• _Your objective_
Your answer should consist of each line from the data below that contains "icon".

Material shown START

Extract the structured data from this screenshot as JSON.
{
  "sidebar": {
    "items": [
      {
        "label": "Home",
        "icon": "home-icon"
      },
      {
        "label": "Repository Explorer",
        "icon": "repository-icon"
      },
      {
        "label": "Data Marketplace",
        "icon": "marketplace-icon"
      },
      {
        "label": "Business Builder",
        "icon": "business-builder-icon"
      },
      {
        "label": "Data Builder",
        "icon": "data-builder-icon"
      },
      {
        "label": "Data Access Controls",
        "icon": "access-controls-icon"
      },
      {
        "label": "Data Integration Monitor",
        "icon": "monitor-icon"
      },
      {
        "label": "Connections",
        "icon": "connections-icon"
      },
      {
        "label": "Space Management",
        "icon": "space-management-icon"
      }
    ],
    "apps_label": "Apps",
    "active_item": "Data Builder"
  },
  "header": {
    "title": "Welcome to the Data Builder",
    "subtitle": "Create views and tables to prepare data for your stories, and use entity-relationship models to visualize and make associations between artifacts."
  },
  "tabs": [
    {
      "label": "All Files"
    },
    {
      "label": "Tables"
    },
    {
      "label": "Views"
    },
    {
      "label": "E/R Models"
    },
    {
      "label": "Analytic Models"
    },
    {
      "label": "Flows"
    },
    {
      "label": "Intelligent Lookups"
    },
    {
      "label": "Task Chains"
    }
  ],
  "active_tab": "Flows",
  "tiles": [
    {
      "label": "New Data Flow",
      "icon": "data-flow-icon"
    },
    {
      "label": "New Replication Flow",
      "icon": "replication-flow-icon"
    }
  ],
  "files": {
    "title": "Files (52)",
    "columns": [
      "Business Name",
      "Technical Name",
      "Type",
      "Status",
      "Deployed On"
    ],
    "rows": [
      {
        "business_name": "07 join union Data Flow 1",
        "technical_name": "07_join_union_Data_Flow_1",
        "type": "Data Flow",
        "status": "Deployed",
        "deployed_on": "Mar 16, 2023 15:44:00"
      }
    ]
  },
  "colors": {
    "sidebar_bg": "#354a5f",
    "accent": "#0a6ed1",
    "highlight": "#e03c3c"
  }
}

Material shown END

• _Output below_
        "icon": "home-icon"
        "icon": "repository-icon"
        "icon": "marketplace-icon"
        "icon": "business-builder-icon"
        "icon": "data-builder-icon"
        "icon": "access-controls-icon"
        "icon": "monitor-icon"
        "icon": "connections-icon"
        "icon": "space-management-icon"
      "icon": "data-flow-icon"
      "icon": "replication-flow-icon"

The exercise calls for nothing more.